The time is upon us to give thanks for what we have received over the past year, whether it be food or fortune or just family and friendship. Yet this is also a time we can engage in actual giving, sharing some of that food or fortune with others. Giving to those in need has become a holiday tradition for my family, as important to us as coming together to celebrate.
|Read on to find out why this woman wants to HUG you!|
A couple of weeks ago I wrote of the false choice between helping the truly desperate in foreign lands, and helping those being left behind in Canada, in our own communities. And rather than buy the argument that we can’t help others until we help ourselves, I pointed out that the people who really want to help, will find ways to do one or the other or both rather than make excuses to do neither.
Well, if your preference is helping here at home, then an ideal opportunity is coming for you this Thanksgiving. Once again, Rose Romita will be putting on her community feast, out of the goodness of her heart, her own wallet, and the generous donations of friends.
Can you be a friend in need? Every year Rosie needs help paying for the food, plus this year there is a facility rental fee to cover, so if you can offer a few dollars (or a big cheque!) it will really make a difference. Donations of other supplies are also welcome: plates, cutlery, pop or juice and desserts are specific needs.
This year’s dinner is at The West Event Centre located at Victoria Village, 146 Toronto St. If you’re finances are tight but you want to pitch in, you can also volunteer during the event, which runs on Thanksgiving Monday from noon – 6 PM, or if that day can’t work for you, you can help with the prep on Sunday from noon – 4. Call Rosie at 705-722-7763 to let her know about donations or ask about volunteering.
This year’s dinner will feature a new twist: a Free Hugs team lead by Jean Leggett, certified Laughter Yoga coach. Jean’s special mission is to inspire joy every day, to spread love and happiness ‘round the world via comedy, fun, and hugs.

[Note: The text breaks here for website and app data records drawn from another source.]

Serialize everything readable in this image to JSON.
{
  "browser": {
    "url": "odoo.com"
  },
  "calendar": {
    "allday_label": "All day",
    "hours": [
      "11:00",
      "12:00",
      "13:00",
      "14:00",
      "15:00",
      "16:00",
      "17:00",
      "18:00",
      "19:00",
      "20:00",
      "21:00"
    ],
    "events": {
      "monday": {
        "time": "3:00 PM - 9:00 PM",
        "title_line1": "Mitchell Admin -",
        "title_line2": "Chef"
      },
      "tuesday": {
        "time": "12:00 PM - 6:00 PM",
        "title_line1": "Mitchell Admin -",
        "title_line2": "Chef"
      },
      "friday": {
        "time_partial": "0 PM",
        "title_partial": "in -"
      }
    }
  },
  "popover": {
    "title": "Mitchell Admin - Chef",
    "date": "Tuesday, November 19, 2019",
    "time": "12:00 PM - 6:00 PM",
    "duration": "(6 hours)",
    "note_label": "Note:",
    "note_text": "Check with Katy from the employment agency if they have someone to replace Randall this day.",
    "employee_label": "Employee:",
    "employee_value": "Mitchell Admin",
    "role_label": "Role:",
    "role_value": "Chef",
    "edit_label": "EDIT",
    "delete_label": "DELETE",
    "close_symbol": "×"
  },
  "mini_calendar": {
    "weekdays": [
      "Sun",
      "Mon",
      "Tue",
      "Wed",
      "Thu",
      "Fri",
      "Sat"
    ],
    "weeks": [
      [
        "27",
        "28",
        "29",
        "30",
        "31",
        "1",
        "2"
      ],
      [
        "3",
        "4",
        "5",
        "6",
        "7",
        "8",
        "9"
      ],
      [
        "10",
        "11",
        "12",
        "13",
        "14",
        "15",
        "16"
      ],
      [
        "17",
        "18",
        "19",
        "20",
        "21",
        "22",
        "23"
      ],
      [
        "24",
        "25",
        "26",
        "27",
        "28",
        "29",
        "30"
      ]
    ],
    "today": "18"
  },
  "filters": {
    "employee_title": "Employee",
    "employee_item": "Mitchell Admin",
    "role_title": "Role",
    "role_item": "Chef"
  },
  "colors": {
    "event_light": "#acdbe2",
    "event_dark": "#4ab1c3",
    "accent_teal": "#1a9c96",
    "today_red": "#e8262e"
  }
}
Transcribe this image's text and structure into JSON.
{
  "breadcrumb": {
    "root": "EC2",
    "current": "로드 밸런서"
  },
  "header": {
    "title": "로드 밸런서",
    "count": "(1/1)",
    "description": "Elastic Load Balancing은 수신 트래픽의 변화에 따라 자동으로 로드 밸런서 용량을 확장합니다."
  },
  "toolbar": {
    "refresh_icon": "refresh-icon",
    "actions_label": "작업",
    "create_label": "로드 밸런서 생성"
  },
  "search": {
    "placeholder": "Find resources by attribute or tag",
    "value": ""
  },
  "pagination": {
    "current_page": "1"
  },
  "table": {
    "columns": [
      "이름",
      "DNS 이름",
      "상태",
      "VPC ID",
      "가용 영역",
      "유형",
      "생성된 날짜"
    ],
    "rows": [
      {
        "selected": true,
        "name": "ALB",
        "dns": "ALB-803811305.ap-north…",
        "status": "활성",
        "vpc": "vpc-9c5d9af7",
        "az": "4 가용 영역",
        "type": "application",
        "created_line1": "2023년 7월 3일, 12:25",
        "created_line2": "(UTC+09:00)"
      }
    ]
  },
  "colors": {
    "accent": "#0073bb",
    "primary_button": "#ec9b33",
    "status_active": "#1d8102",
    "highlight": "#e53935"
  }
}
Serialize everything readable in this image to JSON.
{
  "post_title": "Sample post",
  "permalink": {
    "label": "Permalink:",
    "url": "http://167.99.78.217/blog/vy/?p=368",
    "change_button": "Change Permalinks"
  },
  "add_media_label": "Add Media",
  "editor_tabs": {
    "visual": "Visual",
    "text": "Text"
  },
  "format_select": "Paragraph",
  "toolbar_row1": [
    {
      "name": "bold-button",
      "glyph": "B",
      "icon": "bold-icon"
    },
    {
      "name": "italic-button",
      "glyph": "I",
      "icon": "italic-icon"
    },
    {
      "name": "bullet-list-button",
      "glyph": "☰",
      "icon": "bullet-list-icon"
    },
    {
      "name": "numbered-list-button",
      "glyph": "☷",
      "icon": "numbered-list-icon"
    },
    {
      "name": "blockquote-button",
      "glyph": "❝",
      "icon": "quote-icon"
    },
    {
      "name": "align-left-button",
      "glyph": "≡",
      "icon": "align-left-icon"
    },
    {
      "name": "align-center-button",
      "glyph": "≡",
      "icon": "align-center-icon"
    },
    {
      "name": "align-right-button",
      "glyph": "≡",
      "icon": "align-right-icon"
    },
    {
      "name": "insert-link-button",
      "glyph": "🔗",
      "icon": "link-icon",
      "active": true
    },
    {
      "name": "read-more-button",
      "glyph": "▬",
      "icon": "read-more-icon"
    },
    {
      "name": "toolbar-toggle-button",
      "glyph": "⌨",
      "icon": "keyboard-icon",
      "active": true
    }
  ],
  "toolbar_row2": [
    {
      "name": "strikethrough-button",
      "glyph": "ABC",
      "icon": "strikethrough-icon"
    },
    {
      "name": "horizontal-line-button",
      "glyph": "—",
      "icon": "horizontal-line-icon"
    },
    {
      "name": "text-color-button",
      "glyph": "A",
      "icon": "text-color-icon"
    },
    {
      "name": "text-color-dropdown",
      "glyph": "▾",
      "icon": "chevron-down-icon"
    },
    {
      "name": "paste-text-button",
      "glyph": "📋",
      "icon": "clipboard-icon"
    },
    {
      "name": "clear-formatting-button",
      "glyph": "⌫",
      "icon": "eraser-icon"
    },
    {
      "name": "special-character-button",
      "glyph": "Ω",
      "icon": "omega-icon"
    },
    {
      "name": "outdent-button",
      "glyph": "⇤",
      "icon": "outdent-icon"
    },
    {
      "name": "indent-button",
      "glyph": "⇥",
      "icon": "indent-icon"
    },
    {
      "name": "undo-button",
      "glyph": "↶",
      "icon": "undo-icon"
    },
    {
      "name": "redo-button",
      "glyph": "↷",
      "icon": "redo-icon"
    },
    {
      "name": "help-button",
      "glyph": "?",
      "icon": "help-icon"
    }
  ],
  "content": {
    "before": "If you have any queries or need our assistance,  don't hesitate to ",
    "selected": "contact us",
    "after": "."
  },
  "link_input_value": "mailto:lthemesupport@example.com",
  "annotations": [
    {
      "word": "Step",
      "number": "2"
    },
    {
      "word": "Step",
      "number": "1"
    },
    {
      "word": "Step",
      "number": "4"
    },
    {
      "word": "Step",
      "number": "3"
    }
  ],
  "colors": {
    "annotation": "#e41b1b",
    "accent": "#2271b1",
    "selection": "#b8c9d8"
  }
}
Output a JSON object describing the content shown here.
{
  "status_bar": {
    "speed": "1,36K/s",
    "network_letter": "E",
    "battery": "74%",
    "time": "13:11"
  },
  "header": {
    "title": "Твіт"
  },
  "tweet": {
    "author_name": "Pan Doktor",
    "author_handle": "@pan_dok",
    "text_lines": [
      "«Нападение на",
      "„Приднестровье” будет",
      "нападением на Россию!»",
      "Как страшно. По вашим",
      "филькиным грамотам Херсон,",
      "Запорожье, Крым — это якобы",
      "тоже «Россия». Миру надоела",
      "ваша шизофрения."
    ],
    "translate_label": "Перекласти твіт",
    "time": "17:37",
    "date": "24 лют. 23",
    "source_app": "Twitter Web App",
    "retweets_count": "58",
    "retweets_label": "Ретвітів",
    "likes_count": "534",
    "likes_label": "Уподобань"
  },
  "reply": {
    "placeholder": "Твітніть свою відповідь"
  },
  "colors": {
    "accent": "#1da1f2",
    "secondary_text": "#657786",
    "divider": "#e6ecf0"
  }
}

Although the dinner traditionally features the joy (or pain) of open-mike karaoke, the addition of free hugs will surely raise everyone’s spirits.
While holidays like Thanksgiving can bring out the need in the community and inspire us to help, it truly is a year-round need, and sometimes a longer commitment is more fulfilling, especially if your own family situation means you can’t be there with Rosie on holidays. So there are still programs like Barrie’s Out of the Cold, where you can help one shift per month over the winter to prevent the homeless from freezing outside. Shifts are of different types (serving a meal, keeping people company, or watching overnight) and times, and can be swapped to accommodate your schedule. To find out how to volunteer, please visit BarrieOutOfTheCold.org.